Background: There is a need for timely transition of patients with congenital heart disease who have reached adulthood. While the American Heart Association guidelines dictate that patients with moderate or great complexity lesions be seen at least every 2 years, lapse in care is common. We sought to assess the frequency and clinical impact of lapse of medical care in adults with moderate or great complexity cardiac lesions diagnosed in childhood.
Methods: All patients, fulfilling the above criteria, who were seen in an Adult Congenital Heart Disease regional clinic from 2002 to 2005 were questioned as to the length of time from leaving care at a pediatric institution to establishment of subsequent cardiac care. Lapse of medical care, defined as > or = 2 year interval from leaving a pediatric cardiac care facility, was determined. Variables associated with lapse of medical care were sought. Variables associated with adverse outcome were identified.

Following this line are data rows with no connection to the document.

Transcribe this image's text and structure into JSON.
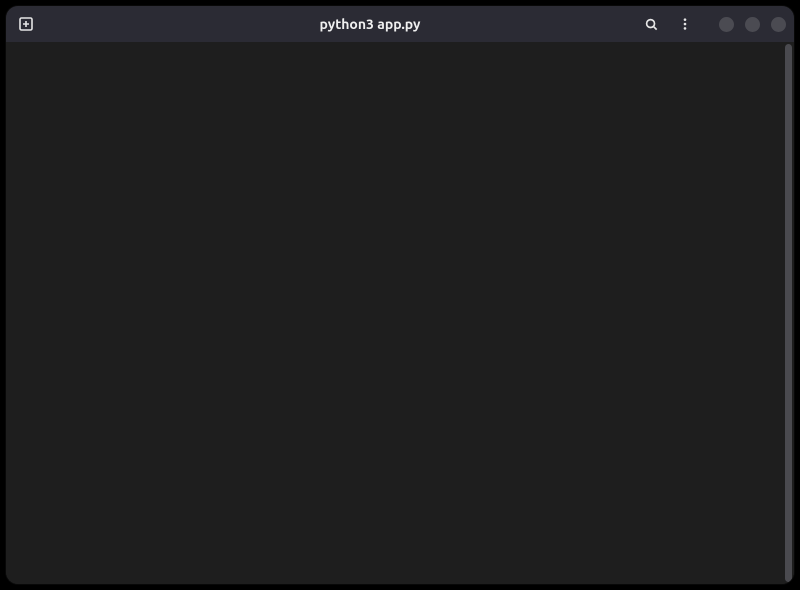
{
  "window": {
    "title": "python3 app.py"
  },
  "titlebar": {
    "new_tab_label": "New Tab",
    "search_label": "Search",
    "menu_label": "Menu",
    "minimize_label": "Minimize",
    "maximize_label": "Maximize",
    "close_label": "Close"
  },
  "terminal": {
    "content": ""
  }
}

Results: Of 400 patients seen, 158 met inclusion criteria. Of these, lapse of medical care was present in 99 (63%) with a median duration of lapse of medical care of 10 (2-50 years). The most common reason cited for lapse of medical care was that the patient was told there was no need for follow-up (32%). Patients with lapse of medical care were 3.1x(p=0.003) more likely to require urgent cardiac intervention (p=0.003).
Conclusions: Lapse of medical care is common in adults with congenital heart disease and is associated with adverse outcome.